Jeremy Hobson: Executives from Solyndra are planning to
plead the Fifth when they testify before a House committee today. Lawmakers are looking at how the company got its half a billion dollar government loan, and whether the approval process was sped up because of connections to the Obama administration.
Marketplace’s Alisa Roth reports on the ripple effects of all this for green energy.
Alisa Roth: Solar energy has been growing, even during the downturn.
Peter Fox-Penner is an energy industry consultant at the Brattle Group. He says ironically, it’s that growth that helped do Solyndra in.
Peter Fox-Penner: The failure of Solyndra, regrettable as it was, is a clear indication of the tremendous success the solar industry has had in achieving economies of scale and lowering the price of its product.
Among other things, the solar industry in the U.S. has been facing more competition from China.
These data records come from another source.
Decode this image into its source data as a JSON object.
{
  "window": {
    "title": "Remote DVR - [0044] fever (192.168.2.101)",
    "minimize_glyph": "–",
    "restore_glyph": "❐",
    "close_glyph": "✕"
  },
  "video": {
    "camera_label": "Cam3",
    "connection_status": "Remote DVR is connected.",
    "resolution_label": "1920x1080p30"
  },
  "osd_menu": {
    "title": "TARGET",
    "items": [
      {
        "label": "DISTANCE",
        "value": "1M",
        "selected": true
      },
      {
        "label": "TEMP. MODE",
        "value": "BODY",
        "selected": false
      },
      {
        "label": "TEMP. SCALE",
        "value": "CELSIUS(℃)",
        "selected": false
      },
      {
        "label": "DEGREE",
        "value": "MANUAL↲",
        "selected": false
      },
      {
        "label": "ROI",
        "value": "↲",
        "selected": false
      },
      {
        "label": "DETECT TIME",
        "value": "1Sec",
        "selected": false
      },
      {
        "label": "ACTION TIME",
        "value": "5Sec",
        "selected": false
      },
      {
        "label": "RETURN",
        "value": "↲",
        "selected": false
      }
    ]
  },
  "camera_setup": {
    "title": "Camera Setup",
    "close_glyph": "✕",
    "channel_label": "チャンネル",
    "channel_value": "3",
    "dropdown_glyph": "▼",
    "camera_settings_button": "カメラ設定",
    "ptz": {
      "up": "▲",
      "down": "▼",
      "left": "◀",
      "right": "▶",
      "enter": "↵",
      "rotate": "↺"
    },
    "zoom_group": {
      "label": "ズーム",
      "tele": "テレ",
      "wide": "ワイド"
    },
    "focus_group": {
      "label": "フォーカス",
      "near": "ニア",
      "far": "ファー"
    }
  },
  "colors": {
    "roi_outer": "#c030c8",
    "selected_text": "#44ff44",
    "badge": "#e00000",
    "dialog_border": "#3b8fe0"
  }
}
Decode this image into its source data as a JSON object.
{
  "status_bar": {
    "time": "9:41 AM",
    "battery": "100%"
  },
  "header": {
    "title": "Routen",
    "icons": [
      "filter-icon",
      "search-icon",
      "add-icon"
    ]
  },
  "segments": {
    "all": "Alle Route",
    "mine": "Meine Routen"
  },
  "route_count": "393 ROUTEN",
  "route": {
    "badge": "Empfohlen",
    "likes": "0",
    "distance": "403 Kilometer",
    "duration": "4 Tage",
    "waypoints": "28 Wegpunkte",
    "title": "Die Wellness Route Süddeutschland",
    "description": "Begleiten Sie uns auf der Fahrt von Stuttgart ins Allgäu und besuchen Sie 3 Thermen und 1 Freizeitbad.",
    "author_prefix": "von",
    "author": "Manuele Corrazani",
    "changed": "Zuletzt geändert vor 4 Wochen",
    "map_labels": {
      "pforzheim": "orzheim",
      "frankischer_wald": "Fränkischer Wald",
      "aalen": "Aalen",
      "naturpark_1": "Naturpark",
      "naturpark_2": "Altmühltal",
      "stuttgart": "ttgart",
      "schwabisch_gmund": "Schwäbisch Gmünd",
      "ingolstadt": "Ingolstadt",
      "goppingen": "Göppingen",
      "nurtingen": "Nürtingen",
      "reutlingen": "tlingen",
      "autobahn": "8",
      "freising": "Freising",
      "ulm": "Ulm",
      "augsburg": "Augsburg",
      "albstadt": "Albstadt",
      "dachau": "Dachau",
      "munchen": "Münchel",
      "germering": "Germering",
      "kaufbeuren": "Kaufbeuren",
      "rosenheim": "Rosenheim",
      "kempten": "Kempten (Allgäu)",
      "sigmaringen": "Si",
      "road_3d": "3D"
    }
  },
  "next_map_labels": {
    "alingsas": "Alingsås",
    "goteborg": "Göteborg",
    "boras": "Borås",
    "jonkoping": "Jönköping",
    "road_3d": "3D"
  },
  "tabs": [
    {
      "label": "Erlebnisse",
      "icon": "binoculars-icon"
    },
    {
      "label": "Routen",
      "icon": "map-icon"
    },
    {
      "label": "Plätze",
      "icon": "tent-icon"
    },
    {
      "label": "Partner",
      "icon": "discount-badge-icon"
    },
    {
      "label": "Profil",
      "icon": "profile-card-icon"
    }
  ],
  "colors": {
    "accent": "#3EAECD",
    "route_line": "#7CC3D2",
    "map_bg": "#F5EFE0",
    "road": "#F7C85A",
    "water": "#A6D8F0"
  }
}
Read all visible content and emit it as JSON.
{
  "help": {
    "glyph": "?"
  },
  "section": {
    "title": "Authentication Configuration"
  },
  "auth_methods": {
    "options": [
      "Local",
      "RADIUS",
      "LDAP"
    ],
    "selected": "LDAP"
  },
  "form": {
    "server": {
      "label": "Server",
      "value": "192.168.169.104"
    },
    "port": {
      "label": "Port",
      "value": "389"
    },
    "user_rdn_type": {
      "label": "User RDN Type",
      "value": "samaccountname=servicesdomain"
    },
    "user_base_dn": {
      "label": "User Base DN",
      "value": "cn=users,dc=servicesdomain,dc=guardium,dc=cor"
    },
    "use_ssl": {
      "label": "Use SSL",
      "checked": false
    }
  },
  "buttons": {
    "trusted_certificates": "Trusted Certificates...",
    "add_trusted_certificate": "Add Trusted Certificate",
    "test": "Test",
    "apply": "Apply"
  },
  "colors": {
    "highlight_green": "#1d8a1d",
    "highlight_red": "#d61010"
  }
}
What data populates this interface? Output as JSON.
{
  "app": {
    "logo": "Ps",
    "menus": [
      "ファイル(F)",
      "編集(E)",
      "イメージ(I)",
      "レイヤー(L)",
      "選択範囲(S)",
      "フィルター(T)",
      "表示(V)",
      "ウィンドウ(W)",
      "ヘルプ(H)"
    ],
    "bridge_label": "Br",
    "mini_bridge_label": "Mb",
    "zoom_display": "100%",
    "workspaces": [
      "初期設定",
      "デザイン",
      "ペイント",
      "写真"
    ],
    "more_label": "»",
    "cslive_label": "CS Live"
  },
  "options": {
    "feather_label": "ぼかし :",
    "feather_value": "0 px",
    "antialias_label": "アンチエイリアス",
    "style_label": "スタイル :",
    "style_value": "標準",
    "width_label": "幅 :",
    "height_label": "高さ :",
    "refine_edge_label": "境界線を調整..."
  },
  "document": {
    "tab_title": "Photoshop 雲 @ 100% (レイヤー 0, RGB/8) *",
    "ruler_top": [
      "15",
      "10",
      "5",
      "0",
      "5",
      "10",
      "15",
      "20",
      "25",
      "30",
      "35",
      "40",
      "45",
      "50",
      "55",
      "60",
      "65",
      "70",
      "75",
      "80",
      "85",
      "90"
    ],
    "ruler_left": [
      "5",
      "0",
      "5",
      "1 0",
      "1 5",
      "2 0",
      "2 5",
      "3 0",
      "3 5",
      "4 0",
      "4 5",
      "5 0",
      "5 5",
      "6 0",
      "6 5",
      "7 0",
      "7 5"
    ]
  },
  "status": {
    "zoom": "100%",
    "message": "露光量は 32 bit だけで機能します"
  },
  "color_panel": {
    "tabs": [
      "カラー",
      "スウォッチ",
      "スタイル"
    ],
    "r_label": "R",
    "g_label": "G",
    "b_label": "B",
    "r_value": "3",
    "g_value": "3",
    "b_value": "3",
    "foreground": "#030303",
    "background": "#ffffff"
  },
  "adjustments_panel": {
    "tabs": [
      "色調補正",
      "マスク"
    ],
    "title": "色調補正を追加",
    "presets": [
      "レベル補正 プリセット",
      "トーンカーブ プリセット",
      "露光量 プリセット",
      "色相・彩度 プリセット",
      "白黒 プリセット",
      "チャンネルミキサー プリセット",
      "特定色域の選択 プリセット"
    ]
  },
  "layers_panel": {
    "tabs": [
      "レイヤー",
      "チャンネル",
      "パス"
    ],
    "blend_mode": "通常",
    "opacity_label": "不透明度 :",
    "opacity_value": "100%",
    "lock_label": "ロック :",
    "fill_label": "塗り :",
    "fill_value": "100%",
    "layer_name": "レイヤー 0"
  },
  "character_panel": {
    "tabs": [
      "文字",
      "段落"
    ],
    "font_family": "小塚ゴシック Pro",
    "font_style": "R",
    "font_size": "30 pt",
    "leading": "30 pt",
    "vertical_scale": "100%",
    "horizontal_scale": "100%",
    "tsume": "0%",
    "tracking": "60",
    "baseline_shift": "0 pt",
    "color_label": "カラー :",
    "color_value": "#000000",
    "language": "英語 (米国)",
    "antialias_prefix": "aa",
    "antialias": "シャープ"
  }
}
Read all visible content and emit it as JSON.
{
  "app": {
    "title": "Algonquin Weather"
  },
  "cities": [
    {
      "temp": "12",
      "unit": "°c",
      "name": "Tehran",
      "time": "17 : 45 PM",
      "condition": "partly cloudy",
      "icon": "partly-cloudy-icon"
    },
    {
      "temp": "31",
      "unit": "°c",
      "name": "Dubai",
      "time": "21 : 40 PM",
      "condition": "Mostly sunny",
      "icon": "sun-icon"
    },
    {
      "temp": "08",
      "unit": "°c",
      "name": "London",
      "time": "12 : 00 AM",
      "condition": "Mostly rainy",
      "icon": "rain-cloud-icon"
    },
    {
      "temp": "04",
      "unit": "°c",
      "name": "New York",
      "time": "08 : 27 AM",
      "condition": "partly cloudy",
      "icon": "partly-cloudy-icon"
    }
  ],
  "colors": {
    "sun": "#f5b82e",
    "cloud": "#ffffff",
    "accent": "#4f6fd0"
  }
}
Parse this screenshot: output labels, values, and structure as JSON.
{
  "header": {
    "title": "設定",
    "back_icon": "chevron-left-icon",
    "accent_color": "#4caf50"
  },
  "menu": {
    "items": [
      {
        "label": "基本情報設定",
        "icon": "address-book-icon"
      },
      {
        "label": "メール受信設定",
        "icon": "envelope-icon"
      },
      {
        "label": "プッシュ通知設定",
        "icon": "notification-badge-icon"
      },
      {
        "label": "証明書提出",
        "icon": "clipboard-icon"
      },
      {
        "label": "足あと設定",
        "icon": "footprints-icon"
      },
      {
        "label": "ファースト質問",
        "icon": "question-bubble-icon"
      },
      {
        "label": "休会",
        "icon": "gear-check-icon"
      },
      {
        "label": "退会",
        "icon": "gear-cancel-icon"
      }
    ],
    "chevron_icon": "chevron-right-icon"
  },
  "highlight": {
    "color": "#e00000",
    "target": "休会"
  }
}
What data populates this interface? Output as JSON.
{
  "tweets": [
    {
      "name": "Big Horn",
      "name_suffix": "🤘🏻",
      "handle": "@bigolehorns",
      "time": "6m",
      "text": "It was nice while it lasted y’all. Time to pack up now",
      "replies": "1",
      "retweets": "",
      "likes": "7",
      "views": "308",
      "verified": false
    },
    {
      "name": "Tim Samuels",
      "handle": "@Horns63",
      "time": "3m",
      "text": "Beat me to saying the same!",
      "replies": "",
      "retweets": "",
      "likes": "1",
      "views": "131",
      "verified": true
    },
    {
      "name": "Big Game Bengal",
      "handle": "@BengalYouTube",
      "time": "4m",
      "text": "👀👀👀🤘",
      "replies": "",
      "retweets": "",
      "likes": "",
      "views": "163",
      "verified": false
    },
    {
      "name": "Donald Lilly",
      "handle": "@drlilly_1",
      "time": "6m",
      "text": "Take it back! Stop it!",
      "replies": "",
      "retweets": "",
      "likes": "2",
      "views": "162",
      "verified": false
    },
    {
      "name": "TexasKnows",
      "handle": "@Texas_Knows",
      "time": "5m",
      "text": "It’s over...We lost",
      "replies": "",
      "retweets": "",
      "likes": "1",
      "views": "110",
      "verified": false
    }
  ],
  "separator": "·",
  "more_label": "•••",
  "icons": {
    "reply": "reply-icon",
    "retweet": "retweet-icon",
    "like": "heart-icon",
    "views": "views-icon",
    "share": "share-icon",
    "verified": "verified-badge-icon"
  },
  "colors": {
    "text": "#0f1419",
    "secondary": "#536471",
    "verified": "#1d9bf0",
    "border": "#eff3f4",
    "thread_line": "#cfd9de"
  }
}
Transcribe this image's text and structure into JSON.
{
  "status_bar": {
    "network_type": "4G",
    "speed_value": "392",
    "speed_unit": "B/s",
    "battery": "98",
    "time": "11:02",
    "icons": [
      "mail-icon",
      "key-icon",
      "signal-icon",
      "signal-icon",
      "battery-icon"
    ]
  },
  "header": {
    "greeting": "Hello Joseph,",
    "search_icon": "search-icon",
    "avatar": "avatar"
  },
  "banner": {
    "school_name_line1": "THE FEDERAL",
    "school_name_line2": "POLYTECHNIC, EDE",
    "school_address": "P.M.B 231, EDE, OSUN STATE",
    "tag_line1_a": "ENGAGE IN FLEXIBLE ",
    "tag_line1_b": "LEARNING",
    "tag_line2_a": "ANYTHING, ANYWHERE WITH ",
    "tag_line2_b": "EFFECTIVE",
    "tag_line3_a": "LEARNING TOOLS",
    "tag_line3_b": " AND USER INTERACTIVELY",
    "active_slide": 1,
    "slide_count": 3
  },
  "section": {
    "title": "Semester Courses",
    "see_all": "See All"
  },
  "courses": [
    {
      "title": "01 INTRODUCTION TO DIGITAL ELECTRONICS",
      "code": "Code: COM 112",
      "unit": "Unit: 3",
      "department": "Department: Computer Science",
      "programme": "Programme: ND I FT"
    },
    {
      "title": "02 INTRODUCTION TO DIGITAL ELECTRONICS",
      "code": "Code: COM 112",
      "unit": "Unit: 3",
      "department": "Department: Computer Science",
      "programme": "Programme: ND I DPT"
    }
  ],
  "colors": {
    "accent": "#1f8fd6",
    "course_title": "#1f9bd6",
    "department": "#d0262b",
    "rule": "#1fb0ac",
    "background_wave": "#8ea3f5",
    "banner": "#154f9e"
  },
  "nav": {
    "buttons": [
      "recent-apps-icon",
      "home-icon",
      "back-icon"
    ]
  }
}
Even so, Fox-Penner says the future of solar power is too bright for a little scandal to darken it.
But what’s almost certain is that green energy companies will have a harder time getting government loan guarantees, and that could scare off some investment in the sector.
I’m Alisa Roth for Marketplace.
We’re here to help you navigate this changed world and economy.
Our mission at Marketplace is to raise the economic intelligence of the country. It’s a tough task, but it’s never been more important.
In the past year, we’ve seen record unemployment, stimulus bills, and reddit users influencing the stock market. Marketplace helps you understand it all, will fact-based, approachable, and unbiased reporting.
Generous support from listeners and readers is what powers our nonprofit news—and your donation today will help provide this essential service. For just $5/month, you can sustain independent journalism that keeps you and thousands of others informed.